AVAILABLE DATA section start

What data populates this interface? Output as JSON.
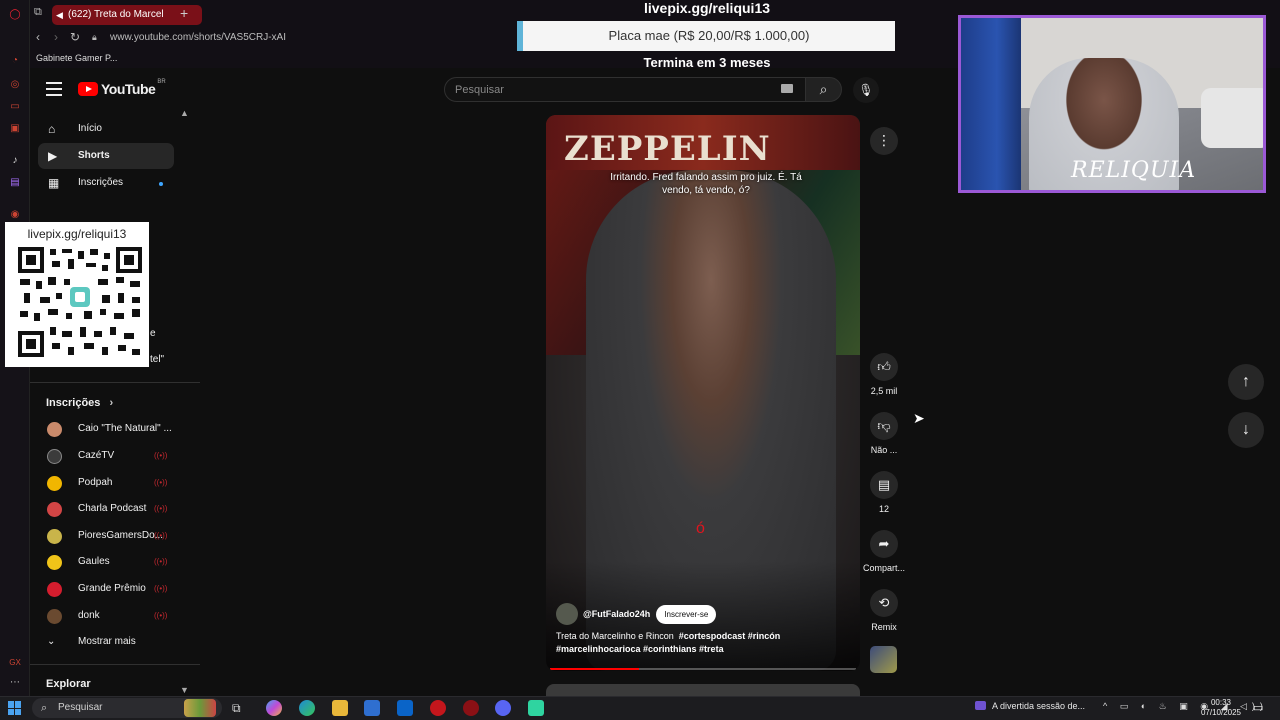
{
  "browser": {
    "tab_title": "(622) Treta do Marcel",
    "url": "www.youtube.com/shorts/VAS5CRJ-xAI",
    "bookmark": "Gabinete Gamer P..."
  },
  "youtube": {
    "logo_text": "YouTube",
    "logo_region": "BR",
    "search_placeholder": "Pesquisar"
  },
  "sidebar": {
    "nav": [
      {
        "label": "Início",
        "icon": "home-icon"
      },
      {
        "label": "Shorts",
        "icon": "shorts-icon"
      },
      {
        "label": "Inscrições",
        "icon": "subscriptions-icon"
      }
    ],
    "partial_texts": [
      "e",
      "tel\""
    ],
    "subs_title": "Inscrições",
    "channels": [
      {
        "name": "Caio \"The Natural\" ...",
        "color": "#c98a6b",
        "live": false
      },
      {
        "name": "CazéTV",
        "color": "#3b3b3b",
        "live": true
      },
      {
        "name": "Podpah",
        "color": "#f1b600",
        "live": true
      },
      {
        "name": "Charla Podcast",
        "color": "#d24545",
        "live": true
      },
      {
        "name": "PioresGamersDo...",
        "color": "#c9b44a",
        "live": true
      },
      {
        "name": "Gaules",
        "color": "#f0c419",
        "live": true
      },
      {
        "name": "Grande Prêmio",
        "color": "#d41d2e",
        "live": true
      },
      {
        "name": "donk",
        "color": "#6a4a30",
        "live": true
      }
    ],
    "show_more": "Mostrar mais",
    "explore_title": "Explorar"
  },
  "stream_overlay": {
    "qr_url": "livepix.gg/reliqui13",
    "top_url": "livepix.gg/reliqui13",
    "goal_text": "Placa mae (R$ 20,00/R$ 1.000,00)",
    "goal_progress": 0.02,
    "ends_text": "Termina em 3 meses",
    "webcam_watermark": "RELIQUIA"
  },
  "short": {
    "band_text": "ZEPPELIN",
    "caption": "Irritando. Fred falando assim pro juiz. É. Tá vendo, tá vendo, ó?",
    "bottom_caption": "ó",
    "channel": "@FutFalado24h",
    "subscribe_label": "Inscrever-se",
    "title": "Treta do Marcelinho e Rincon",
    "hashtags": "#cortespodcast #rincón #marcelinhocarioca #corinthians #treta",
    "progress": 0.29
  },
  "actions": {
    "like_count": "2,5 mil",
    "dislike_label": "Não ...",
    "comment_count": "12",
    "share_label": "Compart...",
    "remix_label": "Remix"
  },
  "taskbar": {
    "search_label": "Pesquisar",
    "news": "A divertida sessão de...",
    "time": "00:33",
    "date": "07/10/2025"
  }
}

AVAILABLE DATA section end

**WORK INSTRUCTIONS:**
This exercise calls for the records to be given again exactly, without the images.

**EXERCISE RESULT:**
What data populates this interface? Output as JSON.
{
  "browser": {
    "tab_title": "(622) Treta do Marcel",
    "url": "www.youtube.com/shorts/VAS5CRJ-xAI",
    "bookmark": "Gabinete Gamer P..."
  },
  "youtube": {
    "logo_text": "YouTube",
    "logo_region": "BR",
    "search_placeholder": "Pesquisar"
  },
  "sidebar": {
    "nav": [
      {
        "label": "Início",
        "icon": "home-icon"
      },
      {
        "label": "Shorts",
        "icon": "shorts-icon"
      },
      {
        "label": "Inscrições",
        "icon": "subscriptions-icon"
      }
    ],
    "partial_texts": [
      "e",
      "tel\""
    ],
    "subs_title": "Inscrições",
    "channels": [
      {
        "name": "Caio \"The Natural\" ...",
        "color": "#c98a6b",
        "live": false
      },
      {
        "name": "CazéTV",
        "color": "#3b3b3b",
        "live": true
      },
      {
        "name": "Podpah",
        "color": "#f1b600",
        "live": true
      },
      {
        "name": "Charla Podcast",
        "color": "#d24545",
        "live": true
      },
      {
        "name": "PioresGamersDo...",
        "color": "#c9b44a",
        "live": true
      },
      {
        "name": "Gaules",
        "color": "#f0c419",
        "live": true
      },
      {
        "name": "Grande Prêmio",
        "color": "#d41d2e",
        "live": true
      },
      {
        "name": "donk",
        "color": "#6a4a30",
        "live": true
      }
    ],
    "show_more": "Mostrar mais",
    "explore_title": "Explorar"
  },
  "stream_overlay": {
    "qr_url": "livepix.gg/reliqui13",
    "top_url": "livepix.gg/reliqui13",
    "goal_text": "Placa mae (R$ 20,00/R$ 1.000,00)",
    "goal_progress": 0.02,
    "ends_text": "Termina em 3 meses",
    "webcam_watermark": "RELIQUIA"
  },
  "short": {
    "band_text": "ZEPPELIN",
    "caption": "Irritando. Fred falando assim pro juiz. É. Tá vendo, tá vendo, ó?",
    "bottom_caption": "ó",
    "channel": "@FutFalado24h",
    "subscribe_label": "Inscrever-se",
    "title": "Treta do Marcelinho e Rincon",
    "hashtags": "#cortespodcast #rincón #marcelinhocarioca #corinthians #treta",
    "progress": 0.29
  },
  "actions": {
    "like_count": "2,5 mil",
    "dislike_label": "Não ...",
    "comment_count": "12",
    "share_label": "Compart...",
    "remix_label": "Remix"
  },
  "taskbar": {
    "search_label": "Pesquisar",
    "news": "A divertida sessão de...",
    "time": "00:33",
    "date": "07/10/2025"
  }
}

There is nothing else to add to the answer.